Course evaluation is an integral part of a university's quality control process but it is also extremely difficult to get quality information from them. The best way to make sure the forms are filled in at all is to hand out papers in class and use classroom time to fill them in. On-line evaluation forms are notoriously difficult and returns are often pitifully low unless incentives are offered (eg fill in the evaluation and you enter a prize draw).
However millions of students are happily contributing to a completely voluntary evaluation tool called RateMyProfessors. This site claims to cover over 6,000 universities and colleges in the US, Canada and the UK and asks students to rate their teachers according to a variety of criteria such as easiness, helpfulness, clarity, textbook use and interest level. Lists are then compiled presenting, for example, a top ten "hottest" teachers, whatever that may mean.
This service is clearly controversial and is outside university jurisdiction (a possible reason for students' interest). Teachers may well feel unfairly treated and this is clear in the discussion forum on the site. There is an interesting feature called Professors strike back where teachers state their case on video.
Is this a case of positive consumer action or a place to get your own back on a teacher who gave you bad grades? Whatever it is it is definitely a factor to be reckoned with and it will be interesting if the phenomenon spreads to the rest of Europe.

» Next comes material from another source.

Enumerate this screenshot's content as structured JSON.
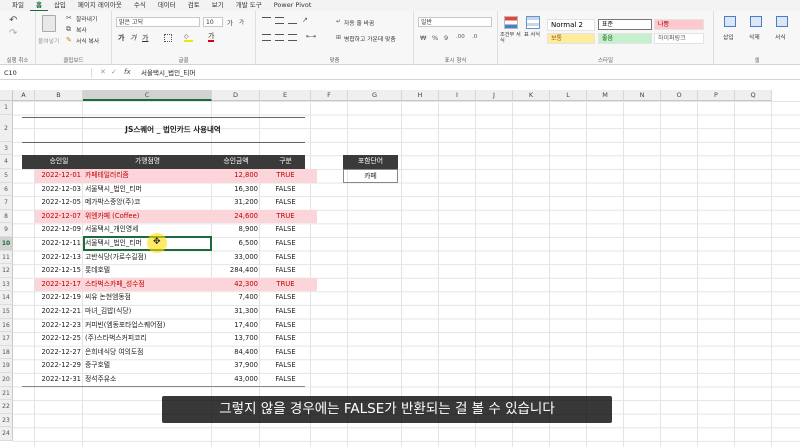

Det har redan spridit sig till Sverige: http://www.studentertyckertill.se/index.phpReplyDelete